Before you cry foul at the suggestion that you can cook a prime rib on the George Foreman grill, you should learn what makes these two types of beef different from one another.
According to cooking expert Jim Coleman, the answer to this question isn't that simple, but here is the answer in a nutshell. True enough, the ribeye is a steak whereas the prime rib is a roast, but both of these beef dishes come from the rib. As for the "prime" part, it has to do with the cut of meat. (Read Jim's whole answer on Philly.com.) This cut of meat is as close as you come to a prime rib without actually being prime rib.
Cooking Rib Steak on a George Foreman Grill
The advantage of the ribeye in the prime rib versus ribeye debate is that you may not want to cook a whole prime rib roast recipe. The ribeye is a happy medium and great choice year-round when you don't have the budget to cook a prime rib recipe or it's just too hot to cook a roast -- think beef in the summertime.
According to celeb chef, Bobby Flay, the best seasoning for ribeye steak is:
- Ground black pepper
- Chili powder
- Cayenne pepper
And if you're me, you add:
- White pepper
- Garlic salt in place of the salt

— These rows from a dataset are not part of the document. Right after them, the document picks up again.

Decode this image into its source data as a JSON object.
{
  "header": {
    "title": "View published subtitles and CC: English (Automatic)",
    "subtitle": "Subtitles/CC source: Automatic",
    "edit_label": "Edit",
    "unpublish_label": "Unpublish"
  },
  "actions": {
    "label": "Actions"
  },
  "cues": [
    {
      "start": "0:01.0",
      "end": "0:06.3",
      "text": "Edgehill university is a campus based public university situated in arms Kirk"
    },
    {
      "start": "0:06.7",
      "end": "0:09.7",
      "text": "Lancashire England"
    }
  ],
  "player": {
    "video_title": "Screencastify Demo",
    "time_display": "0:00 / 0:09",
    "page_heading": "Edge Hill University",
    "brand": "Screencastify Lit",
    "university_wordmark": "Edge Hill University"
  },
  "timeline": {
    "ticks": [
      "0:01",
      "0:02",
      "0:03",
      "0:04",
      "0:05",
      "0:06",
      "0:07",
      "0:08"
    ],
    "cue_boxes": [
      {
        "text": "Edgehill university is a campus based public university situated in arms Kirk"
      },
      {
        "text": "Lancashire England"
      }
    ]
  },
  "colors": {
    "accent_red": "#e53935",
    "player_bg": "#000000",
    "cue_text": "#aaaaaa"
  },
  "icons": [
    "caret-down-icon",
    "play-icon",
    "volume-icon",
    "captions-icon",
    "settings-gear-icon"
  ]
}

Rub the ribeye with the seasoning before cooking the steak on the George Foreman grill. Watch the video at the top of the article for simple instructions for using your grill to cook a ribeye.